**ASSIGNMENT**
Please output all the entries word for word, without the pictures.

Segment Start: DATA LISTING

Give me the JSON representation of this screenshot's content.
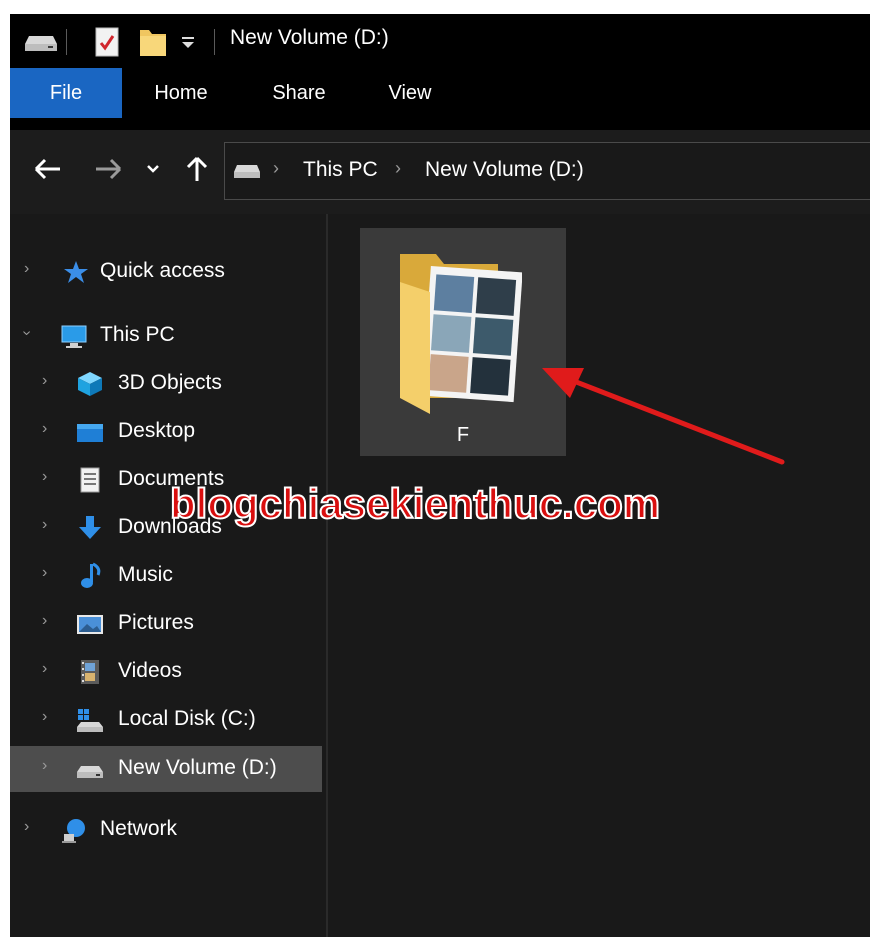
{
  "window": {
    "title": "New Volume (D:)"
  },
  "ribbon": {
    "tabs": [
      {
        "label": "File"
      },
      {
        "label": "Home"
      },
      {
        "label": "Share"
      },
      {
        "label": "View"
      }
    ],
    "active_tab_color": "#1a66c2"
  },
  "navigation": {
    "back_icon": "arrow-left-icon",
    "forward_icon": "arrow-right-icon",
    "recent_icon": "chevron-down-icon",
    "up_icon": "arrow-up-icon"
  },
  "address_bar": {
    "crumbs": [
      "This PC",
      "New Volume (D:)"
    ]
  },
  "sidebar": {
    "items": [
      {
        "label": "Quick access",
        "icon": "star-icon"
      },
      {
        "label": "This PC",
        "icon": "computer-icon"
      },
      {
        "label": "3D Objects",
        "icon": "cube-icon"
      },
      {
        "label": "Desktop",
        "icon": "desktop-icon"
      },
      {
        "label": "Documents",
        "icon": "document-icon"
      },
      {
        "label": "Downloads",
        "icon": "download-icon"
      },
      {
        "label": "Music",
        "icon": "music-note-icon"
      },
      {
        "label": "Pictures",
        "icon": "picture-icon"
      },
      {
        "label": "Videos",
        "icon": "film-icon"
      },
      {
        "label": "Local Disk (C:)",
        "icon": "windows-drive-icon"
      },
      {
        "label": "New Volume (D:)",
        "icon": "drive-icon",
        "selected": true
      },
      {
        "label": "Network",
        "icon": "network-icon"
      }
    ]
  },
  "content": {
    "items": [
      {
        "name": "F",
        "icon": "folder-with-images-icon"
      }
    ]
  },
  "overlay": {
    "watermark": "blogchiasekienthuc.com",
    "accent": "#d90f0f"
  }
}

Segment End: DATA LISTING

**FINISHED EXERCISE**
Give me the JSON representation of this screenshot's content.
{
  "window": {
    "title": "New Volume (D:)"
  },
  "ribbon": {
    "tabs": [
      {
        "label": "File"
      },
      {
        "label": "Home"
      },
      {
        "label": "Share"
      },
      {
        "label": "View"
      }
    ],
    "active_tab_color": "#1a66c2"
  },
  "navigation": {
    "back_icon": "arrow-left-icon",
    "forward_icon": "arrow-right-icon",
    "recent_icon": "chevron-down-icon",
    "up_icon": "arrow-up-icon"
  },
  "address_bar": {
    "crumbs": [
      "This PC",
      "New Volume (D:)"
    ]
  },
  "sidebar": {
    "items": [
      {
        "label": "Quick access",
        "icon": "star-icon"
      },
      {
        "label": "This PC",
        "icon": "computer-icon"
      },
      {
        "label": "3D Objects",
        "icon": "cube-icon"
      },
      {
        "label": "Desktop",
        "icon": "desktop-icon"
      },
      {
        "label": "Documents",
        "icon": "document-icon"
      },
      {
        "label": "Downloads",
        "icon": "download-icon"
      },
      {
        "label": "Music",
        "icon": "music-note-icon"
      },
      {
        "label": "Pictures",
        "icon": "picture-icon"
      },
      {
        "label": "Videos",
        "icon": "film-icon"
      },
      {
        "label": "Local Disk (C:)",
        "icon": "windows-drive-icon"
      },
      {
        "label": "New Volume (D:)",
        "icon": "drive-icon",
        "selected": true
      },
      {
        "label": "Network",
        "icon": "network-icon"
      }
    ]
  },
  "content": {
    "items": [
      {
        "name": "F",
        "icon": "folder-with-images-icon"
      }
    ]
  },
  "overlay": {
    "watermark": "blogchiasekienthuc.com",
    "accent": "#d90f0f"
  }
}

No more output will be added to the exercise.